The burial ground of Queen Boudicca could be next to a burger restaurant in Birmingham, it has been claimed.

An excavation is to take place at the site in Kings Norton after evidence it has Roman remains buried there.

Queen Boudicca, who led ancient tribes in battle against the Romans, died in 62 AD, possibly in the Midlands.

It would be a “world-shattering” find, said Councillor Peter Douglas Osborn. But experts warned there is no evidence the site is linked to Boudicca.

“We are hoping that there will be an archaeological exercise next to the McDonalds site in Kings Norton in order to uncover the possible last battle of Queen Boudicca and Seutonius Paulinus,” said Mr Douglas Osborn, a member of Birmingham City Council.

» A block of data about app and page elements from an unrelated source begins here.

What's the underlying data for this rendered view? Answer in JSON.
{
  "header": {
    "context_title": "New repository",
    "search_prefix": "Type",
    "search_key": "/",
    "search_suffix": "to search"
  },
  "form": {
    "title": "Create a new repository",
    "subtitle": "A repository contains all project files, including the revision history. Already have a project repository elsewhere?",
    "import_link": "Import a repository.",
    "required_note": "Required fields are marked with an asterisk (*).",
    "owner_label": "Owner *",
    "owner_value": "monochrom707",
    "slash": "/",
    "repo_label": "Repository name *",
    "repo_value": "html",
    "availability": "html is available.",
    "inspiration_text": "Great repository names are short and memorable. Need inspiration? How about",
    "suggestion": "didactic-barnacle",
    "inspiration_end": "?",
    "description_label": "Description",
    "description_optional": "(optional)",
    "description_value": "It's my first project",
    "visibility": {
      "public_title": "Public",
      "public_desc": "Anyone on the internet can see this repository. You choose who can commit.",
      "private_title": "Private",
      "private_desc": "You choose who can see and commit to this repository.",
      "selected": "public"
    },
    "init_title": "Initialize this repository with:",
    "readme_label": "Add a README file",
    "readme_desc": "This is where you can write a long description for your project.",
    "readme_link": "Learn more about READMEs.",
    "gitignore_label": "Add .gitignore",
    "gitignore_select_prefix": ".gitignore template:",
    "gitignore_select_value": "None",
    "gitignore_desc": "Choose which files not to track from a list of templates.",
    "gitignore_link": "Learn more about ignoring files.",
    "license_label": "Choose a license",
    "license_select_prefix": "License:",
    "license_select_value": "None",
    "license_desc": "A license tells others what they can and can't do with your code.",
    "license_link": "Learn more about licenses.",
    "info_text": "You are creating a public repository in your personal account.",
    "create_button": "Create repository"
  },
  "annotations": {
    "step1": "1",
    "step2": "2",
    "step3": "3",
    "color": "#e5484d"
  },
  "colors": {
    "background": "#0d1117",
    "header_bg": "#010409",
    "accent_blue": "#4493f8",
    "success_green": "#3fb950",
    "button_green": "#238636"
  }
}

Of a possible find he told BBC Radio Five Live: “It could be England-shattering if not world-shattering.”

Boudicca, also known as Boadicea, became Queen of East Anglia's Iceni tribe when her husband Prasutagus died. She united other Ancient British tribes to fight Roman occupiers.

Her army sacked Colchester and St Albans before facing the Romans, whose main army were marching from north Wales. It is thought the battle may have taken place in the Midlands.

Sceptical experts

But the claim that she was buried in Kings Norton is disputed by Mike Hodder, planning archaeologist at Birmingham City Council.

He said: “There is no doubt that this is an important archaeological site, with remains which are probably Roman in date, but there is no evidence whatsoever of any link with Boadicea.”

Dr Simon Esmonde Cleary, an archaeology expert from Birmingham University, was also sceptical about the Boudicca claims.

He said: “The short answer is we don't know where the battle took place, anybody's guess is as good as anyone else's.

“The last time we had Boudicca was in what is now Hertfordshire. We know the Roman Army was coming down from Wales.”

He said the battle could have taken place anywhere in between.

“It would be fascinating if it were true but, as yet, I haven't seen any evidence it is,” he said.